International expansion used to be reserved for the corporate powerhouses. But with advanced technology and opportunity, international markets have created an entry point for small business owners.
Any entrepreneur looking at a globe will see untapped opportunity. The markets of Mexico, Europe, and Asia offer the potential for businesses to enter new markets, serve new customers, find new talent, and cut production costs.
A globalized trade system has created the potential for the entrepreneur to sell, import, and export just about anywhere.
Going global, while an exciting business move requires thorough market research, and comes with risks absent from domestic markets. Operating on an international scale means navigating currency fluctuations, international money transferring, and country-specific regulations.
Without thorough preparation, things can go downhill quick. Many businesses going abroad don’t do their homework or consider cultural implications. That means an exciting venture quickly becomes unsuccessful.
Key strategies for avoiding the pitfalls of taking your company global include conducting market research and managing costs appropriately.
The Importance of Managing Costs
Entering the global marketplace comes at a cost. If entrepreneurs aren’t careful, they can find themselves incurring costly transfer and legal fees.
For small business owners and entrepreneurs breaking the bank when going global is not an option, small businesses looking to move abroad need to navigate the cultural, social, economic landscape of international business in the most efficient way possible. One strategy for cutting costs is to use a money transfer service.
Implementing an international supply chain into your business means sending money abroad.
You might need to send money to Mexico to pay your supplier, or to a legal counselor in Europe.
Using a traditional wire through a business bank account is inefficient and costly. Money transfer services specialize in international transactions and offer better exchange rates and smaller fees than the bank.
A .01 difference in the exchange rate may seem insignificant. However, when applied over large sums of money the difference can mean big savings or losses for business owners.
Do Your Homework and Conduct Thorough Market Research
The International market comes with a lot of promise for innovators. But many entrepreneurs don’t know the best way to leverage the potential of global markets.

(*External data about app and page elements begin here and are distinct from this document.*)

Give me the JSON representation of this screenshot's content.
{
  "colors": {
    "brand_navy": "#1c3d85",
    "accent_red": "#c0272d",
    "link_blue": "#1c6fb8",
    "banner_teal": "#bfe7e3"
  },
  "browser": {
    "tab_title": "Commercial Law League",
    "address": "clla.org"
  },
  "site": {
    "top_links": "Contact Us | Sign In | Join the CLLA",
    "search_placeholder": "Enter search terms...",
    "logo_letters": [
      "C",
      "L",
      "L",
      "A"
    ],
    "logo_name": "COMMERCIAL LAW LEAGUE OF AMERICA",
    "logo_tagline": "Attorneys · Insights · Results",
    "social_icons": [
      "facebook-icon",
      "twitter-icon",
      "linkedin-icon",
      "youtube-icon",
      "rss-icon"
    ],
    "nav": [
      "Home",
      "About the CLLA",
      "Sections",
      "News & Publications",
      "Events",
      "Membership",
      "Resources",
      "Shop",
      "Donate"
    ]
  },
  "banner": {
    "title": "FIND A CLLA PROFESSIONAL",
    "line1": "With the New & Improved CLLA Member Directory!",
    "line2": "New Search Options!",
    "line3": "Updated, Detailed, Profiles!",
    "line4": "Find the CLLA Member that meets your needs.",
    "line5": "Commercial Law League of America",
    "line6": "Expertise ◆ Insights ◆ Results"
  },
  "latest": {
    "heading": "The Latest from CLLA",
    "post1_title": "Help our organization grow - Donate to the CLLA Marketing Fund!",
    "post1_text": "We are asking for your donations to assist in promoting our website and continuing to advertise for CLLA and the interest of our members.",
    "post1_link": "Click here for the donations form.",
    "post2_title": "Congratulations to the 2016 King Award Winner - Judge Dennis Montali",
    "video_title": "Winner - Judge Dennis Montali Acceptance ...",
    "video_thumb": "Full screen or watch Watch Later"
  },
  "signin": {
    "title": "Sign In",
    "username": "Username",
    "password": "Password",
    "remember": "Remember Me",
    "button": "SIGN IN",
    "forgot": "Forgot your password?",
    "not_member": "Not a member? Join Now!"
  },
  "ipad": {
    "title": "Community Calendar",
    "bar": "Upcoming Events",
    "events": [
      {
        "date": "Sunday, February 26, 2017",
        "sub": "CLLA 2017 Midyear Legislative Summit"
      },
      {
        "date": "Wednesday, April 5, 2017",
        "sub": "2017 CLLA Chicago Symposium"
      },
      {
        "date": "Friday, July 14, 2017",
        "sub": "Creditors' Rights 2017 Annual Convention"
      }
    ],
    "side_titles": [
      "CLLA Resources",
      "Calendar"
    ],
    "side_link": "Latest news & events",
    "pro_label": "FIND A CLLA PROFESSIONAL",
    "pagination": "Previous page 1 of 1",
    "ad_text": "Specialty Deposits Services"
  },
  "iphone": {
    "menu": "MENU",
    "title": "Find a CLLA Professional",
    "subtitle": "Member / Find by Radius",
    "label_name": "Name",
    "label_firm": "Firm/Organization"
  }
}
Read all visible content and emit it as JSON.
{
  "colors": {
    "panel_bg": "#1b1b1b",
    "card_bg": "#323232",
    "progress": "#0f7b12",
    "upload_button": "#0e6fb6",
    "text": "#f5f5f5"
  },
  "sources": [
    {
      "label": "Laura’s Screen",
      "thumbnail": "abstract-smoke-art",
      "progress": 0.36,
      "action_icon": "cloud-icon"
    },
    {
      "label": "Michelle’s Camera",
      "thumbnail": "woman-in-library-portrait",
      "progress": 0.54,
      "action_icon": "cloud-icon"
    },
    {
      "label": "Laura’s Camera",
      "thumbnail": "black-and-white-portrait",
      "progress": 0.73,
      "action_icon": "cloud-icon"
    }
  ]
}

Less than 25% of global business ventures are successful. Many American business people don’t take the necessary time to deeply understand a different culture and market.
Relationship building is a vital part of any international business plan. Entrepreneurs need to intimately understand cultural implications.
Get to know your new partners and employees outside of business.
Your success as an international business will depend on the depth of your market research. Thorough market research is necessary for successful entry into a global market.
A different culture will react differently to your product or service than your American consumer base. This means tailoring your marketing and business plan to meet the specific needs of your new customer.
While market research is used in domestic business, its importance amplifies on an international scale – the smallest details have big implications.
You need to be able to navigate the landscape of cross-cultural communication. The Department of Commerce is a great resource for gathering information on foreign markets.
There is no shortage of markets. The entrepreneur has the globe as their oyster.
However, an abundance of opportunities comes with its own challenges. The entrepreneur has the important task of properly identifying the most promising market(s) to enter and managing the associated cultural and financial landscape.
Global success requires preparation, research, and relationship building – an intimate relationship with another culture.
Managing costs and conducting market research are key strategies that can help small businesses smoothly enter a foreign market.